Liverpool Sound and Vision Rating 5/10
Cast: Tom Hanks, Felicity Jones, Ben Foster, Sidse Babett Knudsen, Ana Ularu, Irrfan Khan, Omar Sy, Ida Darvish.
If there was ever an example in the world of cinema of a truly superb idea being driven down the wrong street then unfortunately Inferno would have to be one of the most disappointing examples of them all.
Based on Dan Brown’s novel of the same name and with the return of the erstwhile Tom Hanks to the role of Robert Langdon, audiences might well have expected a ride worthy of one of its predecessors, the entertaining and thought provoking The Da vinci Code, a film that at least of not one to take too seriously at least had the temerity to believe in its big and bold statements on the screen.
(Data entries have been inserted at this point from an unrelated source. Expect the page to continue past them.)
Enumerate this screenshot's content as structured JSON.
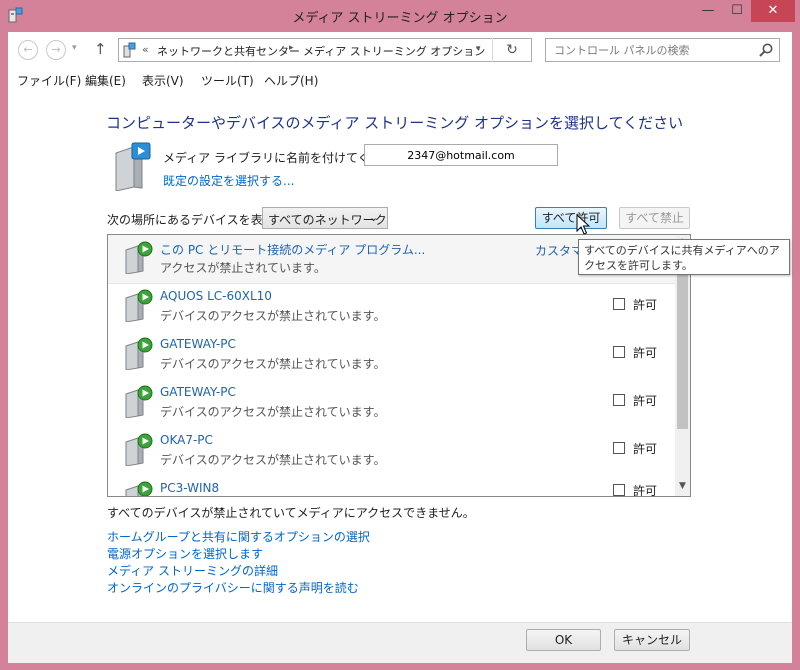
{
  "window": {
    "title": "メディア ストリーミング オプション",
    "controls": {
      "minimize": "—",
      "maximize": "☐",
      "close": "✕"
    },
    "accent_color": "#d4819a",
    "close_color": "#c74655"
  },
  "address_bar": {
    "back_icon": "arrow-left-icon",
    "forward_icon": "arrow-right-icon",
    "up_icon": "arrow-up-icon",
    "overflow": "«",
    "breadcrumbs": [
      "ネットワークと共有センター",
      "メディア ストリーミング オプション"
    ],
    "search_placeholder": "コントロール パネルの検索"
  },
  "menu": [
    "ファイル(F)",
    "編集(E)",
    "表示(V)",
    "ツール(T)",
    "ヘルプ(H)"
  ],
  "main": {
    "heading": "コンピューターやデバイスのメディア ストリーミング オプションを選択してください",
    "library_name_label": "メディア ライブラリに名前を付けてください:",
    "library_name_value": "2347@hotmail.com",
    "defaults_link": "既定の設定を選択する...",
    "show_devices_label": "次の場所にあるデバイスを表示:",
    "network_selected": "すべてのネットワーク",
    "allow_all": "すべて許可",
    "block_all": "すべて禁止",
    "tooltip": "すべてのデバイスに共有メディアへのアクセスを許可します。"
  },
  "devices": [
    {
      "name": "この PC とリモート接続のメディア プログラム...",
      "status": "アクセスが禁止されています。",
      "action": "カスタマイ"
    },
    {
      "name": "AQUOS LC-60XL10",
      "status": "デバイスのアクセスが禁止されています。",
      "checkbox_label": "許可",
      "checked": false
    },
    {
      "name": "GATEWAY-PC",
      "status": "デバイスのアクセスが禁止されています。",
      "checkbox_label": "許可",
      "checked": false
    },
    {
      "name": "GATEWAY-PC",
      "status": "デバイスのアクセスが禁止されています。",
      "checkbox_label": "許可",
      "checked": false
    },
    {
      "name": "OKA7-PC",
      "status": "デバイスのアクセスが禁止されています。",
      "checkbox_label": "許可",
      "checked": false
    },
    {
      "name": "PC3-WIN8",
      "status": "",
      "checkbox_label": "許可",
      "checked": false
    }
  ],
  "summary": "すべてのデバイスが禁止されていてメディアにアクセスできません。",
  "links": [
    "ホームグループと共有に関するオプションの選択",
    "電源オプションを選択します",
    "メディア ストリーミングの詳細",
    "オンラインのプライバシーに関する声明を読む"
  ],
  "footer": {
    "ok": "OK",
    "cancel": "キャンセル"
  }
}
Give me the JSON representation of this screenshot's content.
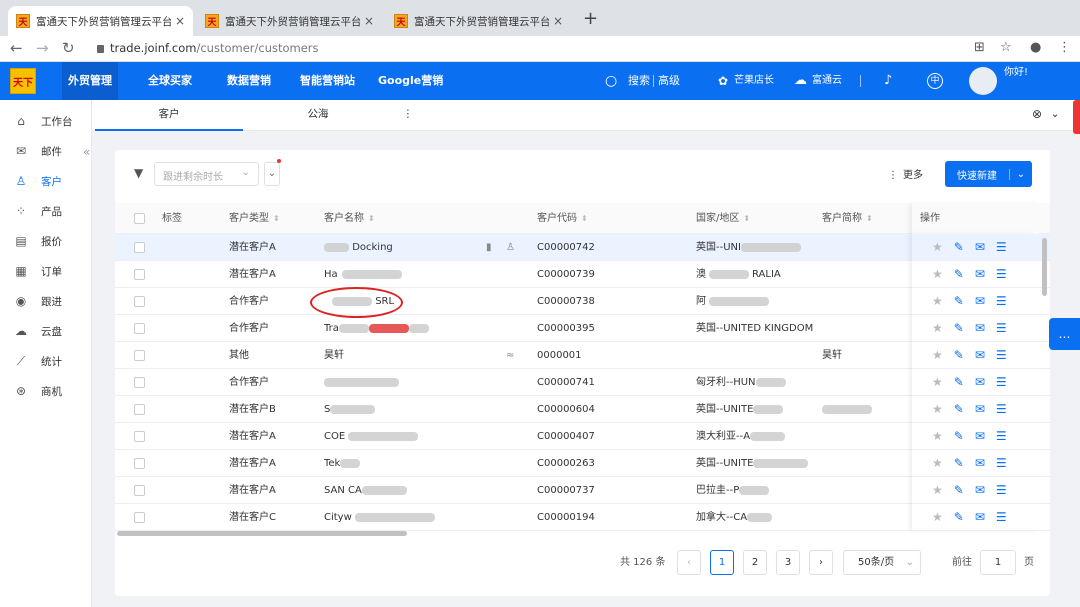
{
  "browser": {
    "tabs": [
      {
        "title": "富通天下外贸营销管理云平台",
        "favicon": "天"
      },
      {
        "title": "富通天下外贸营销管理云平台",
        "favicon": "天"
      },
      {
        "title": "富通天下外贸营销管理云平台",
        "favicon": "天"
      }
    ],
    "close_glyph": "×",
    "new_tab_glyph": "+",
    "url_host": "trade.joinf.com",
    "url_path": "/customer/customers"
  },
  "topbar": {
    "logo_text": "天下",
    "nav": [
      "外贸管理",
      "全球买家",
      "数据营销",
      "智能营销站",
      "Google营销"
    ],
    "search": "搜索",
    "advanced": "高级",
    "mango": "芒果店长",
    "cloud": "富通云",
    "lang_glyph": "中",
    "greeting": "你好!"
  },
  "sidebar": {
    "items": [
      {
        "label": "工作台",
        "icon": "home-icon"
      },
      {
        "label": "邮件",
        "icon": "mail-icon"
      },
      {
        "label": "客户",
        "icon": "user-icon"
      },
      {
        "label": "产品",
        "icon": "grid-icon"
      },
      {
        "label": "报价",
        "icon": "quote-icon"
      },
      {
        "label": "订单",
        "icon": "order-icon"
      },
      {
        "label": "跟进",
        "icon": "location-icon"
      },
      {
        "label": "云盘",
        "icon": "cloud-icon"
      },
      {
        "label": "统计",
        "icon": "chart-icon"
      },
      {
        "label": "商机",
        "icon": "opportunity-icon"
      }
    ],
    "collapse_glyph": "«"
  },
  "subtabs": {
    "tabs": [
      "客户",
      "公海"
    ],
    "more_glyph": "⋮"
  },
  "toolbar": {
    "filter_placeholder": "跟进剩余时长",
    "more_label": "更多",
    "new_label": "快速新建"
  },
  "table": {
    "headers": [
      "标签",
      "客户类型",
      "客户名称",
      "客户代码",
      "国家/地区",
      "客户简称",
      "操作"
    ],
    "rows": [
      {
        "type": "潜在客户A",
        "name": "Docking",
        "code": "C00000742",
        "country": "英国--UNI",
        "short": ""
      },
      {
        "type": "潜在客户A",
        "name": "Ha",
        "code": "C00000739",
        "country": "澳",
        "country_tail": "RALIA",
        "short": ""
      },
      {
        "type": "合作客户",
        "name": "SRL",
        "code": "C00000738",
        "country": "阿",
        "short": ""
      },
      {
        "type": "合作客户",
        "name": "Tra",
        "code": "C00000395",
        "country": "英国--UNITED KINGDOM",
        "short": ""
      },
      {
        "type": "其他",
        "name": "昊轩",
        "code": "0000001",
        "country": "",
        "short": "昊轩"
      },
      {
        "type": "合作客户",
        "name": "",
        "code": "C00000741",
        "country": "匈牙利--HUN",
        "short": ""
      },
      {
        "type": "潜在客户B",
        "name": "S",
        "code": "C00000604",
        "country": "英国--UNITE",
        "short": ""
      },
      {
        "type": "潜在客户A",
        "name": "COE",
        "code": "C00000407",
        "country": "澳大利亚--A",
        "short": ""
      },
      {
        "type": "潜在客户A",
        "name": "Tek",
        "code": "C00000263",
        "country": "英国--UNITE",
        "short": ""
      },
      {
        "type": "潜在客户A",
        "name": "SAN CA",
        "code": "C00000737",
        "country": "巴拉圭--P",
        "short": ""
      },
      {
        "type": "潜在客户C",
        "name": "Cityw",
        "code": "C00000194",
        "country": "加拿大--CA",
        "short": ""
      }
    ]
  },
  "pagination": {
    "total": "共 126 条",
    "pages": [
      "1",
      "2",
      "3"
    ],
    "per_page": "50条/页",
    "goto_label": "前往",
    "goto_value": "1",
    "page_label": "页"
  },
  "colors": {
    "primary": "#0b6ff1",
    "annotation": "#dd2222"
  }
}
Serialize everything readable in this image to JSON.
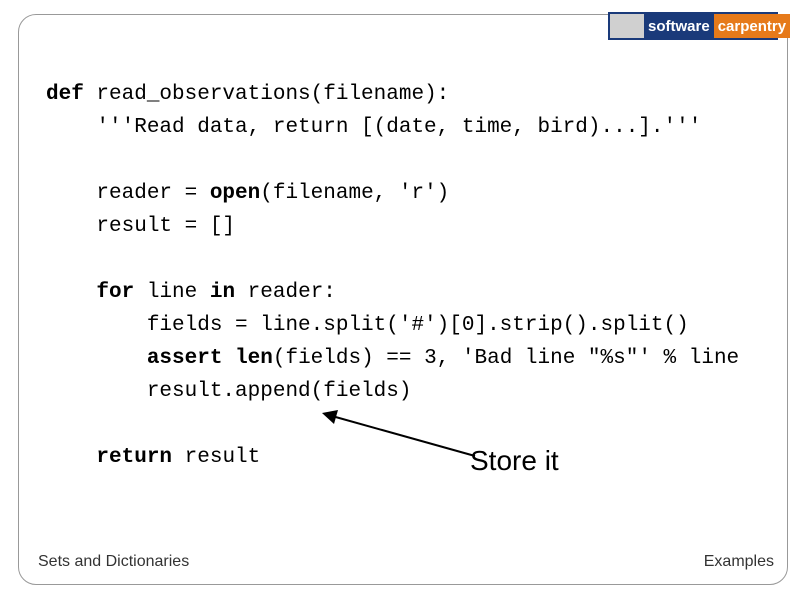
{
  "logo": {
    "software": "software",
    "carpentry": "carpentry"
  },
  "code": {
    "line1_def": "def",
    "line1_rest": " read_observations(filename):",
    "line2": "    '''Read data, return [(date, time, bird)...].'''",
    "line3": "",
    "line4_a": "    reader = ",
    "line4_open": "open",
    "line4_b": "(filename, 'r')",
    "line5": "    result = []",
    "line6": "",
    "line7_a": "    ",
    "line7_for": "for",
    "line7_b": " line ",
    "line7_in": "in",
    "line7_c": " reader:",
    "line8": "        fields = line.split('#')[0].strip().split()",
    "line9_a": "        ",
    "line9_assert": "assert",
    "line9_b": " ",
    "line9_len": "len",
    "line9_c": "(fields) == 3, 'Bad line \"%s\"' % line",
    "line10": "        result.append(fields)",
    "line11": "",
    "line12_a": "    ",
    "line12_return": "return",
    "line12_b": " result"
  },
  "annotation": "Store it",
  "footer": {
    "left": "Sets and Dictionaries",
    "right": "Examples"
  }
}
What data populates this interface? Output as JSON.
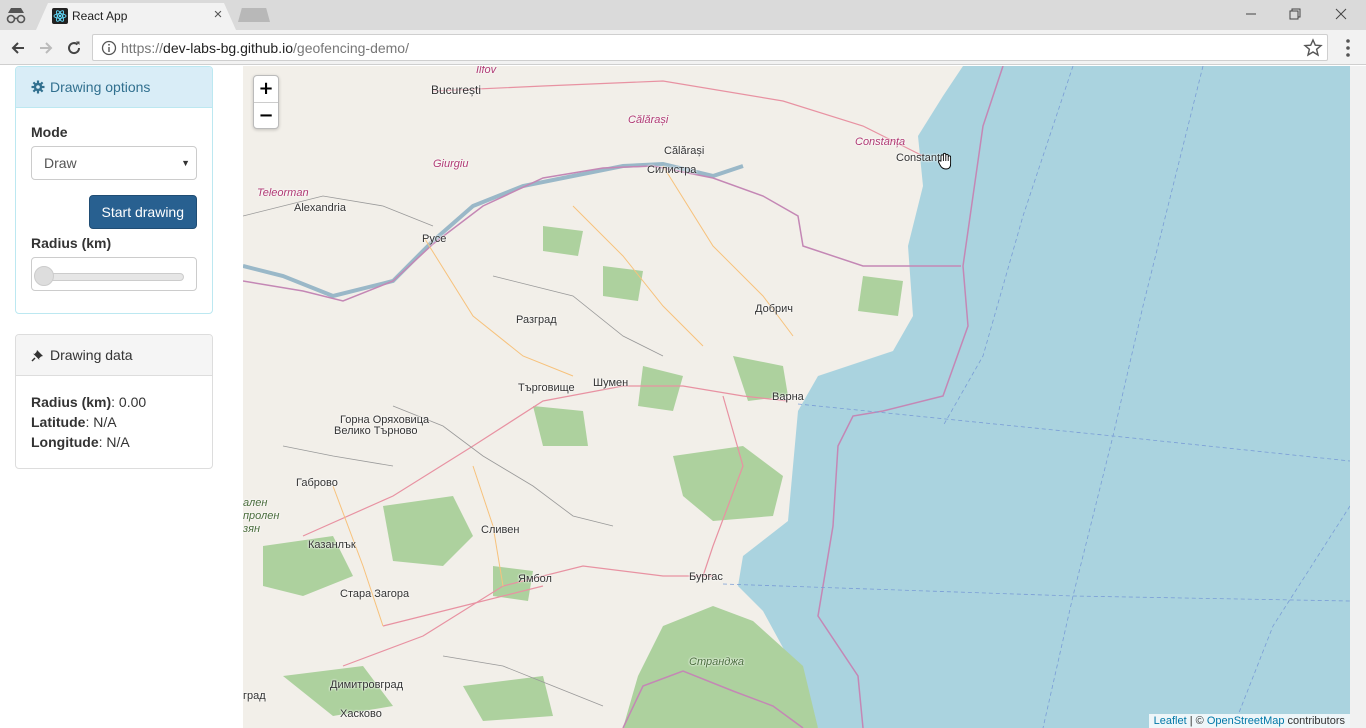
{
  "browser": {
    "tab_title": "React App",
    "tab_close": "×",
    "url_scheme": "https://",
    "url_host": "dev-labs-bg.github.io",
    "url_path": "/geofencing-demo/",
    "icons": [
      "incognito-icon",
      "react-favicon-icon",
      "back-icon",
      "forward-icon",
      "reload-icon",
      "info-icon",
      "star-icon",
      "menu-icon"
    ]
  },
  "drawing_options": {
    "title": "Drawing options",
    "mode_label": "Mode",
    "mode_value": "Draw",
    "start_button": "Start drawing",
    "radius_label": "Radius (km)",
    "radius_slider_fraction": 0
  },
  "drawing_data": {
    "title": "Drawing data",
    "radius_label": "Radius (km)",
    "radius_value": ": 0.00",
    "latitude_label": "Latitude",
    "latitude_value": ": N/A",
    "longitude_label": "Longitude",
    "longitude_value": ": N/A"
  },
  "map": {
    "zoom_in": "+",
    "zoom_out": "−",
    "attribution_leaflet": "Leaflet",
    "attribution_sep": " | © ",
    "attribution_osm": "OpenStreetMap",
    "attribution_tail": " contributors",
    "colors": {
      "sea": "#aad3df",
      "land": "#f2efe9",
      "forest": "#add19e",
      "border": "#c487b5",
      "road": "#e892a2"
    },
    "places": {
      "ilfov": "Ilfov",
      "bucuresti": "București",
      "calarasi_region": "Călărași",
      "calarasi": "Călărași",
      "silistra": "Силистра",
      "giurgiu": "Giurgiu",
      "constanta_region": "Constanța",
      "constanta": "Constanța",
      "teleorman": "Teleorman",
      "alexandria": "Alexandria",
      "ruse": "Русе",
      "razgrad": "Разград",
      "dobrich": "Добрич",
      "targovishte": "Търговище",
      "shumen": "Шумен",
      "varna": "Варна",
      "gorna": "Горна Оряховица",
      "veliko": "Велико Търново",
      "gabrovo": "Габрово",
      "kazanlak": "Казанлък",
      "sliven": "Сливен",
      "burgas": "Бургас",
      "yambol": "Ямбол",
      "stara": "Стара Загора",
      "strandzha": "Странджа",
      "dimitrovgrad": "Димитровград",
      "haskovo": "Хасково",
      "edge1": "ален",
      "edge2": "пролен",
      "edge3": "зян",
      "edge4": "град"
    }
  }
}
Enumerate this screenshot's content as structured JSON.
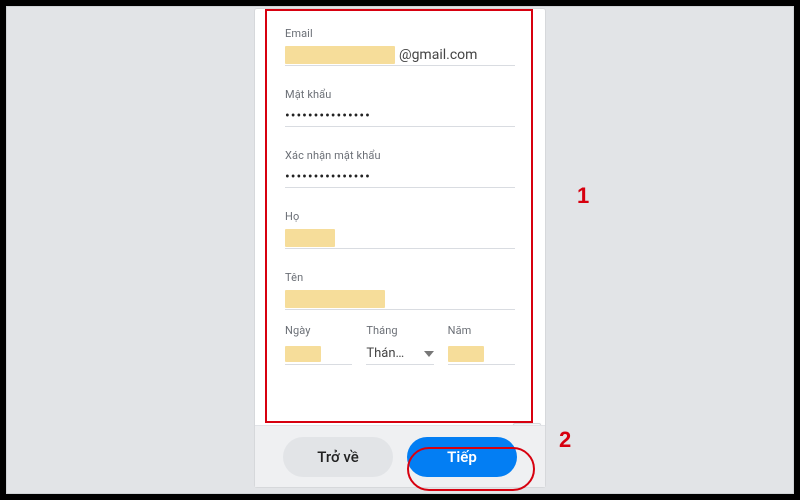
{
  "annotations": {
    "num1": "1",
    "num2": "2"
  },
  "form": {
    "email": {
      "label": "Email",
      "suffix": "@gmail.com"
    },
    "password": {
      "label": "Mật khẩu",
      "masked": "•••••••••••••••"
    },
    "confirm": {
      "label": "Xác nhận mật khẩu",
      "masked": "•••••••••••••••"
    },
    "lastname": {
      "label": "Họ"
    },
    "firstname": {
      "label": "Tên"
    },
    "dob": {
      "day": {
        "label": "Ngày"
      },
      "month": {
        "label": "Tháng",
        "value": "Thán…"
      },
      "year": {
        "label": "Năm"
      }
    }
  },
  "buttons": {
    "back": "Trở về",
    "next": "Tiếp"
  }
}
Audiences might have expected something of a similar vein, of a comparable disposition to one that went before, bravely taking on the cynics with its New York Times like allusion to puzzles and anagrams, yet underneath, as the plot of the film unravelled quicker than a short hop on the Tube between Southwark and Waterloo, this was a crossword perhaps set by a fairly less reliable source, one that wasn’t quite as demanding and completed in the blink of an eye.
No film wishing to be considered bullishly clever should show its hand too early, even suspending belief in full view of a captive audience, yet the clues to the betrayal, the full extent of the situation in Inferno are to be seen as half hearted at best and verging on the condescending at worst.
Whilst Tom Hanks is always incredibly watchable, even one of the true greats of modern cinema cannot hope to keep Inferno blasting out as if it was being pumped with the flames from Hell. The supporting cast are either not given the scope they deserve to truly make an impact, such is the case with the tremendous Omar Sy or they take up to much of the screen and somehow derail the point of the exercise completely, the unfortunate Felicity Jones being the prime example, a woman of incredible talent but to whom feels as if she has been placed in this film purely by accident, a conundrum in itself worth investigating by Robert Langdon.
The idea is there, Inferno should be at the very least a captivating film but it suffers underneath its own weight and it inflicts the misery and not much love onto the audience. Inferno, unlikely it could hold onto the fire for long!
Ian D. Hall